EM: Martha Davis' film PATH is about a woman who charts a course and then walks around neighbourhoods and records what she sees. I thought is was almost a scientific exercise in "stop and smell the roses".
KR: I found it so engrossing to watch, the footage was so incredible. I think it was made in 1987, so I would have been 2 years old. I felt very nostalgic watching it. It felt like half-memories I have, or reminded me of looking at family photos. There’s this part when they’re walking past a construction site, or alleyway where people are working, and there’s this old fence, and there’s this a guy fixing a chimney and he waves. It was so incredible to watch.
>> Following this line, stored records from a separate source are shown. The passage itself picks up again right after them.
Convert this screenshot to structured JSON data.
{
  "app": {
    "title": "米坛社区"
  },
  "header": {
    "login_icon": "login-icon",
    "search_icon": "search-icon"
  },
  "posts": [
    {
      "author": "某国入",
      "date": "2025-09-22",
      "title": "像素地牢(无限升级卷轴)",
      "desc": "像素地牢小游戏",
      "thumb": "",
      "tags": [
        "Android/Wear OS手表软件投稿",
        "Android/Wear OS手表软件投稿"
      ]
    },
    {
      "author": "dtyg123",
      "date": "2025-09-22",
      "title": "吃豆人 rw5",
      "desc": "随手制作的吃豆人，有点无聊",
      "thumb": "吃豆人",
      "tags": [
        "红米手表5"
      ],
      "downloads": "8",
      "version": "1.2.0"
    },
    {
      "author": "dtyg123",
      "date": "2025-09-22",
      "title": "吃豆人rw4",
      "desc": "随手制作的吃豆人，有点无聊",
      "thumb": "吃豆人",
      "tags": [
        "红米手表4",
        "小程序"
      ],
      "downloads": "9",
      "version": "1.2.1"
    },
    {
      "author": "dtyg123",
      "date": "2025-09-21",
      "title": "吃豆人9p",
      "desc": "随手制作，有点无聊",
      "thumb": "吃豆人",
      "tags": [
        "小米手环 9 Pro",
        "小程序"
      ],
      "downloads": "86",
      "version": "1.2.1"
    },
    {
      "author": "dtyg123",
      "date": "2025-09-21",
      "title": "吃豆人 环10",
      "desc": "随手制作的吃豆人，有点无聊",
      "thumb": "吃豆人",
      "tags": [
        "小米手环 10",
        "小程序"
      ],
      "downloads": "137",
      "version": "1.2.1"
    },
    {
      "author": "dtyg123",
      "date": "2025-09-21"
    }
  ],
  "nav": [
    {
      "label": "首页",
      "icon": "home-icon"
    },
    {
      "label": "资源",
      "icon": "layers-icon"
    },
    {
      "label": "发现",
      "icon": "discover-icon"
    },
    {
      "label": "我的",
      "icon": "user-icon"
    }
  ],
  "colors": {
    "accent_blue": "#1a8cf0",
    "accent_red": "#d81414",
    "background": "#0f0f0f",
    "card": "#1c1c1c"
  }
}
EM: This films feels like a time capsule. I’m noticing a theme of memory through your collection. Do you think that when people watch your films in twenty or thirty years, they will have that same nostalgic reaction?
Kaz: Yes, for sure. I want my films to be a bit disarming and to give you the realization that the aesthetic of the film is not entirely mine, that we are in lived spaces with actual people. My work involves a lot of close-ups, it is always a bit clumsy, a bit too close and flawed.
I felt very nostalgic watching it. It felt like half-memories I have, or reminded me of looking at family photos.